The above image is circulating via email accompanied by the following message:
“A scene you will probably never get to see, so take a moment and enjoy God at work at the North Pole. This is the sunset at the North Pole with the moon at its closest point. And, you also see the sun below the moon. An amazing photo and not one easily duplicated. You may want to pass it on to others.
“The Chinese have a saying that goes something like this:
“ ‘When someone shares with you something of value, you have an obligation to share it with others!’ ”
First of all, allow me to assure you that you have no obligation to pass this along to anybody! It’s not what it purports to be. And why do we always attribute sayings to the Chinese? I recently kvetched to some colleagues about the “picture is worth a thousand words” saying being so described, when in fact, it’s due to Fred Barnard, an American advertising manager in the 1920s. Anyway, anyway, anyway,…
This picture is not from the North Pole; it’s computer generated.
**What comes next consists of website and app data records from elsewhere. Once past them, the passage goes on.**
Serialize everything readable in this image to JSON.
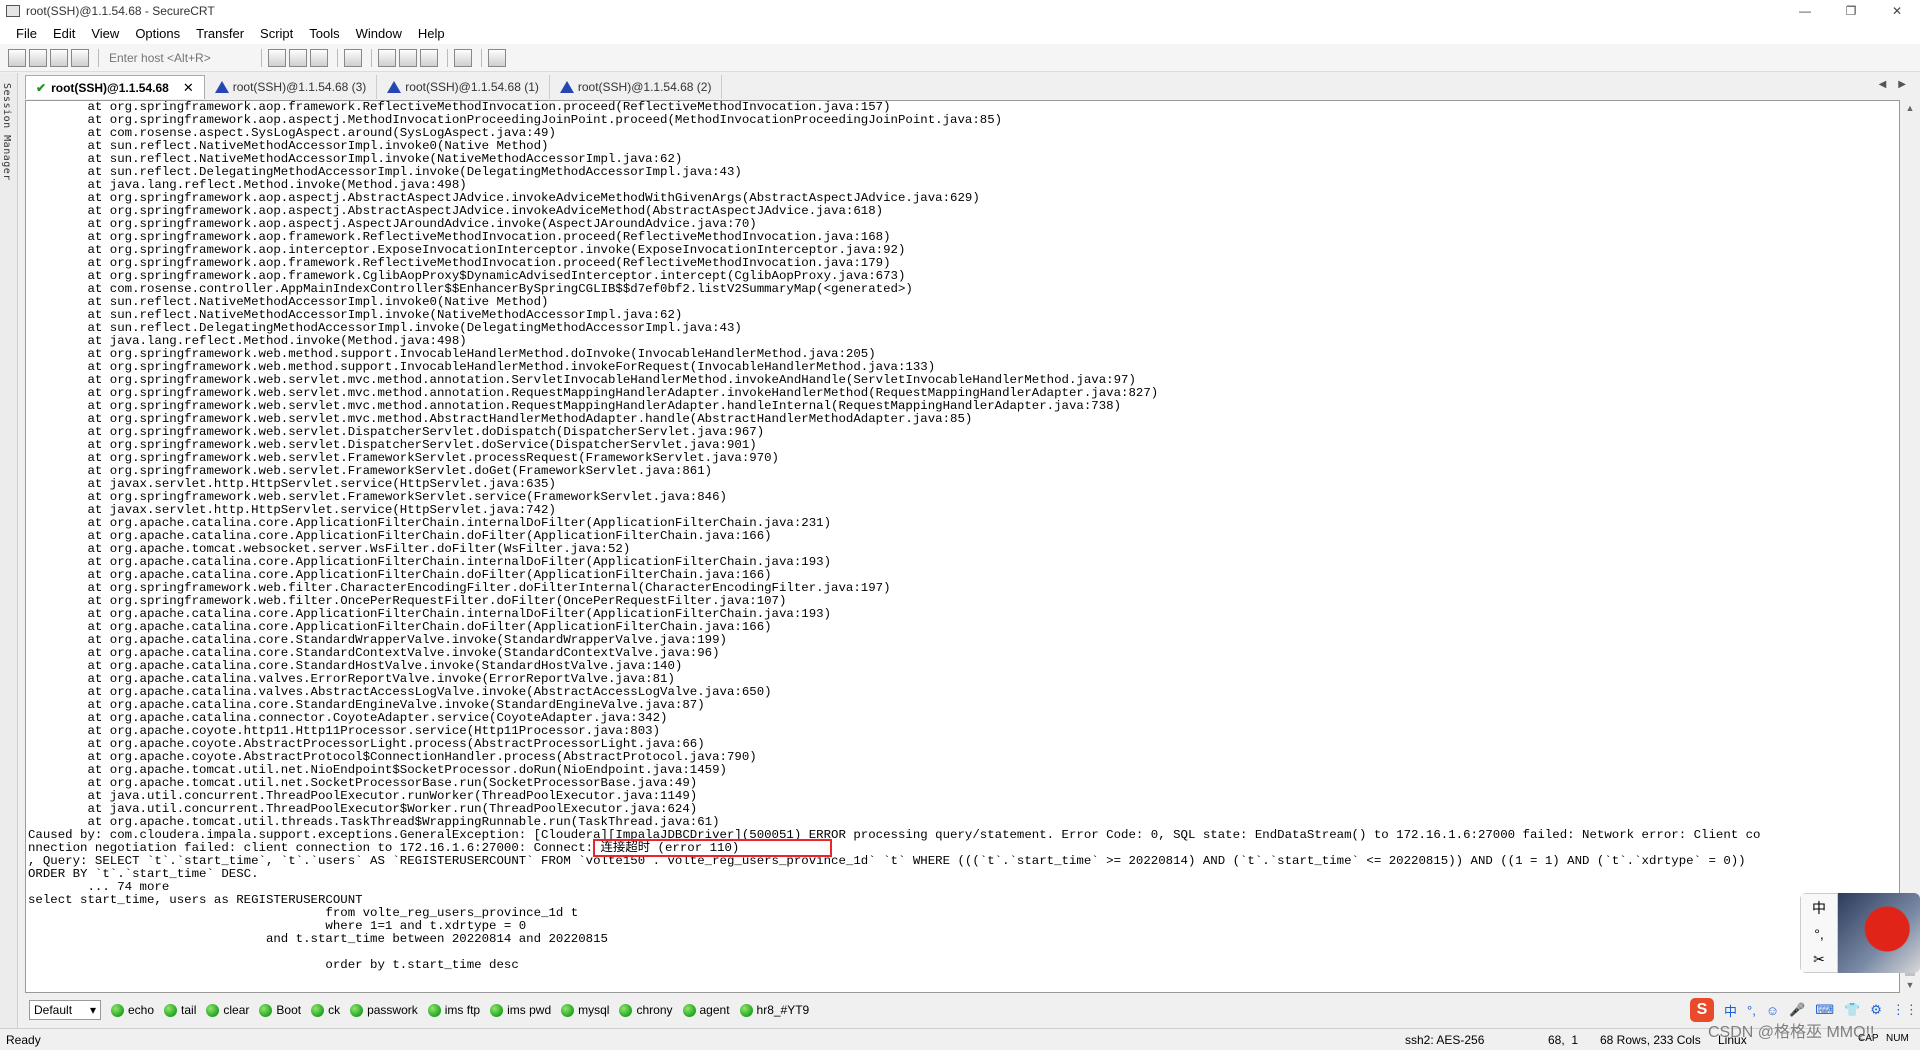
{
  "window": {
    "title": "root(SSH)@1.1.54.68 - SecureCRT",
    "controls": {
      "minimize": "—",
      "restore": "❐",
      "close": "✕"
    }
  },
  "menu": [
    "File",
    "Edit",
    "View",
    "Options",
    "Transfer",
    "Script",
    "Tools",
    "Window",
    "Help"
  ],
  "toolbar": {
    "host_placeholder": "Enter host <Alt+R>"
  },
  "session_manager": {
    "label": "Session Manager"
  },
  "tabs": [
    {
      "label": "root(SSH)@1.1.54.68",
      "active": true,
      "status_icon": "check-icon"
    },
    {
      "label": "root(SSH)@1.1.54.68 (3)",
      "active": false,
      "status_icon": "warning-icon"
    },
    {
      "label": "root(SSH)@1.1.54.68 (1)",
      "active": false,
      "status_icon": "warning-icon"
    },
    {
      "label": "root(SSH)@1.1.54.68 (2)",
      "active": false,
      "status_icon": "warning-icon"
    }
  ],
  "terminal": {
    "lines": [
      "        at org.springframework.aop.framework.ReflectiveMethodInvocation.proceed(ReflectiveMethodInvocation.java:157)",
      "        at org.springframework.aop.aspectj.MethodInvocationProceedingJoinPoint.proceed(MethodInvocationProceedingJoinPoint.java:85)",
      "        at com.rosense.aspect.SysLogAspect.around(SysLogAspect.java:49)",
      "        at sun.reflect.NativeMethodAccessorImpl.invoke0(Native Method)",
      "        at sun.reflect.NativeMethodAccessorImpl.invoke(NativeMethodAccessorImpl.java:62)",
      "        at sun.reflect.DelegatingMethodAccessorImpl.invoke(DelegatingMethodAccessorImpl.java:43)",
      "        at java.lang.reflect.Method.invoke(Method.java:498)",
      "        at org.springframework.aop.aspectj.AbstractAspectJAdvice.invokeAdviceMethodWithGivenArgs(AbstractAspectJAdvice.java:629)",
      "        at org.springframework.aop.aspectj.AbstractAspectJAdvice.invokeAdviceMethod(AbstractAspectJAdvice.java:618)",
      "        at org.springframework.aop.aspectj.AspectJAroundAdvice.invoke(AspectJAroundAdvice.java:70)",
      "        at org.springframework.aop.framework.ReflectiveMethodInvocation.proceed(ReflectiveMethodInvocation.java:168)",
      "        at org.springframework.aop.interceptor.ExposeInvocationInterceptor.invoke(ExposeInvocationInterceptor.java:92)",
      "        at org.springframework.aop.framework.ReflectiveMethodInvocation.proceed(ReflectiveMethodInvocation.java:179)",
      "        at org.springframework.aop.framework.CglibAopProxy$DynamicAdvisedInterceptor.intercept(CglibAopProxy.java:673)",
      "        at com.rosense.controller.AppMainIndexController$$EnhancerBySpringCGLIB$$d7ef0bf2.listV2SummaryMap(<generated>)",
      "        at sun.reflect.NativeMethodAccessorImpl.invoke0(Native Method)",
      "        at sun.reflect.NativeMethodAccessorImpl.invoke(NativeMethodAccessorImpl.java:62)",
      "        at sun.reflect.DelegatingMethodAccessorImpl.invoke(DelegatingMethodAccessorImpl.java:43)",
      "        at java.lang.reflect.Method.invoke(Method.java:498)",
      "        at org.springframework.web.method.support.InvocableHandlerMethod.doInvoke(InvocableHandlerMethod.java:205)",
      "        at org.springframework.web.method.support.InvocableHandlerMethod.invokeForRequest(InvocableHandlerMethod.java:133)",
      "        at org.springframework.web.servlet.mvc.method.annotation.ServletInvocableHandlerMethod.invokeAndHandle(ServletInvocableHandlerMethod.java:97)",
      "        at org.springframework.web.servlet.mvc.method.annotation.RequestMappingHandlerAdapter.invokeHandlerMethod(RequestMappingHandlerAdapter.java:827)",
      "        at org.springframework.web.servlet.mvc.method.annotation.RequestMappingHandlerAdapter.handleInternal(RequestMappingHandlerAdapter.java:738)",
      "        at org.springframework.web.servlet.mvc.method.AbstractHandlerMethodAdapter.handle(AbstractHandlerMethodAdapter.java:85)",
      "        at org.springframework.web.servlet.DispatcherServlet.doDispatch(DispatcherServlet.java:967)",
      "        at org.springframework.web.servlet.DispatcherServlet.doService(DispatcherServlet.java:901)",
      "        at org.springframework.web.servlet.FrameworkServlet.processRequest(FrameworkServlet.java:970)",
      "        at org.springframework.web.servlet.FrameworkServlet.doGet(FrameworkServlet.java:861)",
      "        at javax.servlet.http.HttpServlet.service(HttpServlet.java:635)",
      "        at org.springframework.web.servlet.FrameworkServlet.service(FrameworkServlet.java:846)",
      "        at javax.servlet.http.HttpServlet.service(HttpServlet.java:742)",
      "        at org.apache.catalina.core.ApplicationFilterChain.internalDoFilter(ApplicationFilterChain.java:231)",
      "        at org.apache.catalina.core.ApplicationFilterChain.doFilter(ApplicationFilterChain.java:166)",
      "        at org.apache.tomcat.websocket.server.WsFilter.doFilter(WsFilter.java:52)",
      "        at org.apache.catalina.core.ApplicationFilterChain.internalDoFilter(ApplicationFilterChain.java:193)",
      "        at org.apache.catalina.core.ApplicationFilterChain.doFilter(ApplicationFilterChain.java:166)",
      "        at org.springframework.web.filter.CharacterEncodingFilter.doFilterInternal(CharacterEncodingFilter.java:197)",
      "        at org.springframework.web.filter.OncePerRequestFilter.doFilter(OncePerRequestFilter.java:107)",
      "        at org.apache.catalina.core.ApplicationFilterChain.internalDoFilter(ApplicationFilterChain.java:193)",
      "        at org.apache.catalina.core.ApplicationFilterChain.doFilter(ApplicationFilterChain.java:166)",
      "        at org.apache.catalina.core.StandardWrapperValve.invoke(StandardWrapperValve.java:199)",
      "        at org.apache.catalina.core.StandardContextValve.invoke(StandardContextValve.java:96)",
      "        at org.apache.catalina.core.StandardHostValve.invoke(StandardHostValve.java:140)",
      "        at org.apache.catalina.valves.ErrorReportValve.invoke(ErrorReportValve.java:81)",
      "        at org.apache.catalina.valves.AbstractAccessLogValve.invoke(AbstractAccessLogValve.java:650)",
      "        at org.apache.catalina.core.StandardEngineValve.invoke(StandardEngineValve.java:87)",
      "        at org.apache.catalina.connector.CoyoteAdapter.service(CoyoteAdapter.java:342)",
      "        at org.apache.coyote.http11.Http11Processor.service(Http11Processor.java:803)",
      "        at org.apache.coyote.AbstractProcessorLight.process(AbstractProcessorLight.java:66)",
      "        at org.apache.coyote.AbstractProtocol$ConnectionHandler.process(AbstractProtocol.java:790)",
      "        at org.apache.tomcat.util.net.NioEndpoint$SocketProcessor.doRun(NioEndpoint.java:1459)",
      "        at org.apache.tomcat.util.net.SocketProcessorBase.run(SocketProcessorBase.java:49)",
      "        at java.util.concurrent.ThreadPoolExecutor.runWorker(ThreadPoolExecutor.java:1149)",
      "        at java.util.concurrent.ThreadPoolExecutor$Worker.run(ThreadPoolExecutor.java:624)",
      "        at org.apache.tomcat.util.threads.TaskThread$WrappingRunnable.run(TaskThread.java:61)",
      "Caused by: com.cloudera.impala.support.exceptions.GeneralException: [Cloudera][ImpalaJDBCDriver](500051) ERROR processing query/statement. Error Code: 0, SQL state: EndDataStream() to 172.16.1.6:27000 failed: Network error: Client co",
      "nnection negotiation failed: client connection to 172.16.1.6:27000: Connect: 连接超时 (error 110)",
      ", Query: SELECT `t`.`start_time`, `t`.`users` AS `REGISTERUSERCOUNT` FROM `volte150`.`volte_reg_users_province_1d` `t` WHERE (((`t`.`start_time` >= 20220814) AND (`t`.`start_time` <= 20220815)) AND ((1 = 1) AND (`t`.`xdrtype` = 0))",
      "ORDER BY `t`.`start_time` DESC.",
      "        ... 74 more",
      "select start_time, users as REGISTERUSERCOUNT",
      "                                        from volte_reg_users_province_1d t",
      "                                        where 1=1 and t.xdrtype = 0",
      "                                and t.start_time between 20220814 and 20220815",
      "",
      "                                        order by t.start_time desc"
    ]
  },
  "button_bar": {
    "selector": "Default",
    "buttons": [
      "echo",
      "tail",
      "clear",
      "Boot",
      "ck",
      "passwork",
      "ims ftp",
      "ims pwd",
      "mysql",
      "chrony",
      "agent",
      "hr8_#YT9"
    ]
  },
  "ime": {
    "logo": "S",
    "items": [
      "中",
      "°,",
      "☺",
      "🎤",
      "⌨",
      "👕",
      "⚙",
      "⋮⋮"
    ],
    "vertical": [
      "中",
      "°,",
      "✂"
    ]
  },
  "watermark": "CSDN @格格巫 MMQ!!",
  "status": {
    "ready": "Ready",
    "cipher": "ssh2: AES-256",
    "cursor": "68,  1",
    "size": "68 Rows, 233 Cols",
    "os": "Linux",
    "caps": "CAP",
    "num": "NUM"
  },
  "colors": {
    "highlight_border": "#e8262b",
    "button_dot": "#22a322",
    "tab_warn": "#2646b4"
  }
}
How can I tell? (Aside from the tell-tale fakeness of the image?) First, the sun and moon are basically the same size as observed from Earth, so you would never see a giant moon like the one above. Also, because of Earth’s tilt, a crescent moon can never appear directly above a setting sun at the North Pole.
This isn’t “God at work”! This is Bryce 3D!
I keep starting to write annoyed and disparaging things, but perhaps I should just go to bed. Just, please, don’t forward this image to anybody. Ever.